Twitterbots are a kind of simple chatbot. They are automated programs that tweet (post text messages) on the social media site Twitter. They can autonomously respond to questions or statements directed toward them, they can search out certain keywords or phrases and send an unsolicited response, or they can be set to generate spontaneous tweets at specified intervals. They can also like and share tweets from other accounts.
This kind of program isn’t limited to just Twitter. Automated “bots” make up more than half of all internet traffic, performing simple, repetitive tasks such as collecting and storing web server files, many times faster than a human user.
Twitterbot text generation works by using a markov chain to iterate through a block of sample text, referred to as the database. Using a seedword, the bot creates a string of words, which forms the length of the sentence. Then the bot loops through the database, replacing the seedwords with random words along the length of the sentence. The results can be quit nonsensical (to illustrate, here is a link to my bot), but that is part of the fun. The bot is run on a PC and communicates through an API to post the generated text onto the account.
Perhaps the ultimate goal of a chatbot is to pass the Turing test. This is a test in which a computer impersonates a human such that a person is convinced they are talking with another human and not a machine. A more practical goal is sharing useful information automatically, such as weather alerts, sales discounts or public transportation issues.
Twitterbots were extensively used during the 2016 Presidential Election. Nearly 1 in 5 politically oriented Twitter accounts were heavily automated, tweeting upwards of 50 times a day. Automated Pro Trump accounts out-tweeted Pro Clinton accounts 7:1 during the presidential debates.
Creating your own Twitterbot is relatively easy. All you need is a spare Twitter account and access to Twitter’s API. The good people at Pygaze, a programming and psychology research group, have provided the software and outlined the steps for implementing your own bots. Check it out, and leave a link to your bot in the comment section below!

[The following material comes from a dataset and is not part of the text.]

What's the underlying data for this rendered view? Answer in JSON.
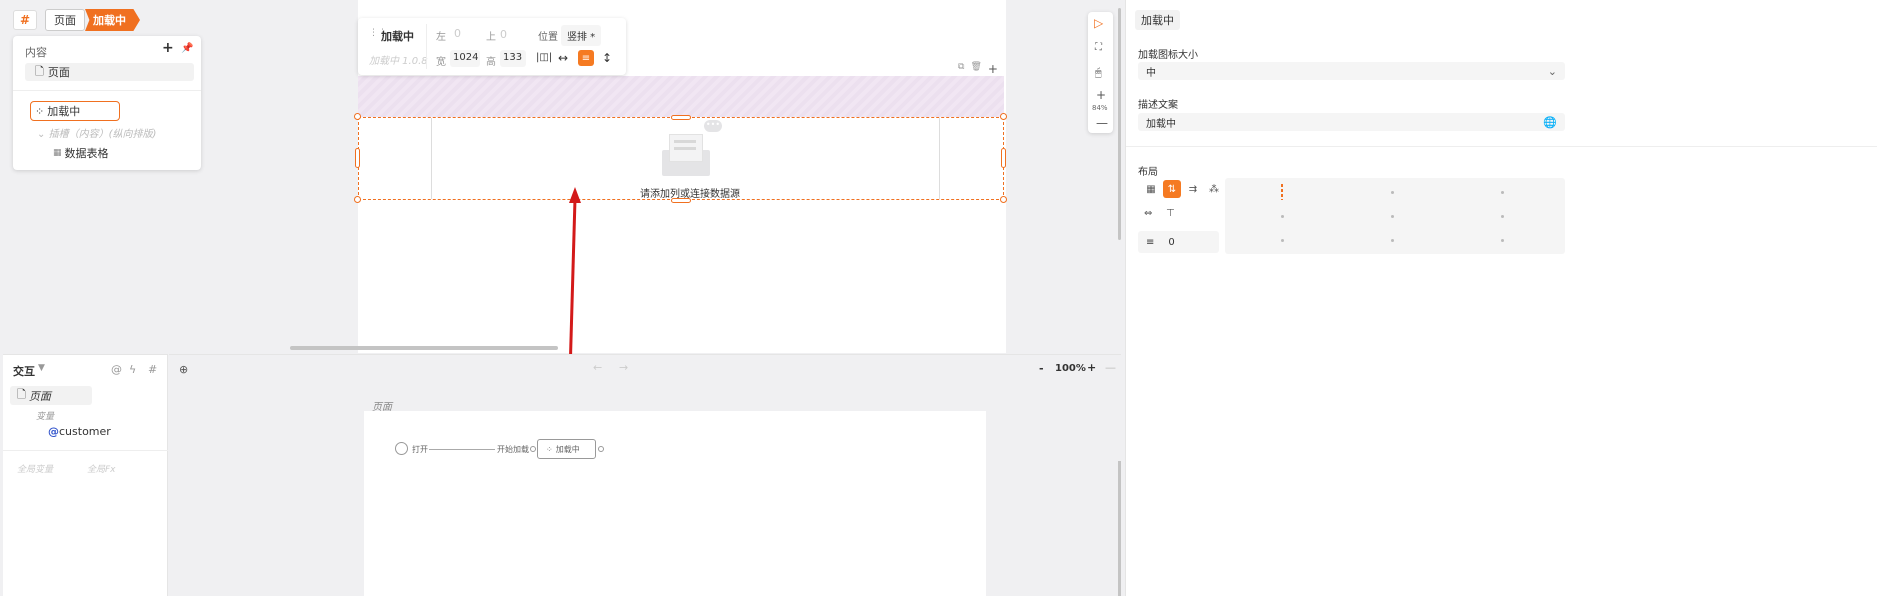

For other links about Twitterbots, click here.
Featured Image: “Zwarte ibis Plegadis falcinellus″ by Jos Zwarts